[[ MATERIAL PROVIDED, beginning ]]

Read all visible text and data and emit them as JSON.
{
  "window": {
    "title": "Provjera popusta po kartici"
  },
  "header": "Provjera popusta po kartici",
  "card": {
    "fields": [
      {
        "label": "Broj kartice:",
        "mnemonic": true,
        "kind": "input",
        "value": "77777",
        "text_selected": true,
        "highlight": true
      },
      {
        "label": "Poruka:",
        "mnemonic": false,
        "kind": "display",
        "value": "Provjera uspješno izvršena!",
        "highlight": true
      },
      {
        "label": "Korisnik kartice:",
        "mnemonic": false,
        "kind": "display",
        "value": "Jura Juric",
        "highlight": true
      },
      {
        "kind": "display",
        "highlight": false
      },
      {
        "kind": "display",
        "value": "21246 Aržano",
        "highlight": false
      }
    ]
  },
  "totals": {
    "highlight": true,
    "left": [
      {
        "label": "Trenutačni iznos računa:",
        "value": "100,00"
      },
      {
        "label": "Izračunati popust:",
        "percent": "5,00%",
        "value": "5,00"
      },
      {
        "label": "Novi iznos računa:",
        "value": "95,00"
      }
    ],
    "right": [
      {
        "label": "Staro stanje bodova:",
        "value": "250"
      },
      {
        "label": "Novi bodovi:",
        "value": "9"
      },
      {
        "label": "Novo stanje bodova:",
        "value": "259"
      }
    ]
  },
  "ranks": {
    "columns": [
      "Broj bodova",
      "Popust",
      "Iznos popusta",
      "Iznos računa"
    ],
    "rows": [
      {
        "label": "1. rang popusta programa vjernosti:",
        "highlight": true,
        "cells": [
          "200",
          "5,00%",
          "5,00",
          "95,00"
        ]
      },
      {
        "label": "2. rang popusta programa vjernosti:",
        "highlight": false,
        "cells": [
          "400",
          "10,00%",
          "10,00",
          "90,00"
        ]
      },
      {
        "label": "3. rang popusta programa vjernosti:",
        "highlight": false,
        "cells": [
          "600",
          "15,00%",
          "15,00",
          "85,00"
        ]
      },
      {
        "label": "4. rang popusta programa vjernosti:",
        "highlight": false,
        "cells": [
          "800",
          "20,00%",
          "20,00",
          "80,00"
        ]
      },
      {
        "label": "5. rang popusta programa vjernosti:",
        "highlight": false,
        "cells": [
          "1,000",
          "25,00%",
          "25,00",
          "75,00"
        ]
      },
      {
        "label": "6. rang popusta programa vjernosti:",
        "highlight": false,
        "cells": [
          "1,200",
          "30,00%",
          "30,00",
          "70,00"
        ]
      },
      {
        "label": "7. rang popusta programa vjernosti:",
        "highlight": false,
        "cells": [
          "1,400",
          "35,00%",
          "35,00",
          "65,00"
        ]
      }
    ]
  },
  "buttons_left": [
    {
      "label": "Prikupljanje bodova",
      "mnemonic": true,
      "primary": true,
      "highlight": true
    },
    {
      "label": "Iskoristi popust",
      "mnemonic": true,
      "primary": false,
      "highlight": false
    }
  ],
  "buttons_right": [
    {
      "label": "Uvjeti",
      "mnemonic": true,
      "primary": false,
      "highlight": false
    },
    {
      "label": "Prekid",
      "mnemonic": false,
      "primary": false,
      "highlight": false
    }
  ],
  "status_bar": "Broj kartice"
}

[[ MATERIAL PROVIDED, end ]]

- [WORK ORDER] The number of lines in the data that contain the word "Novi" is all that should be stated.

- [ANSWER BOX] 2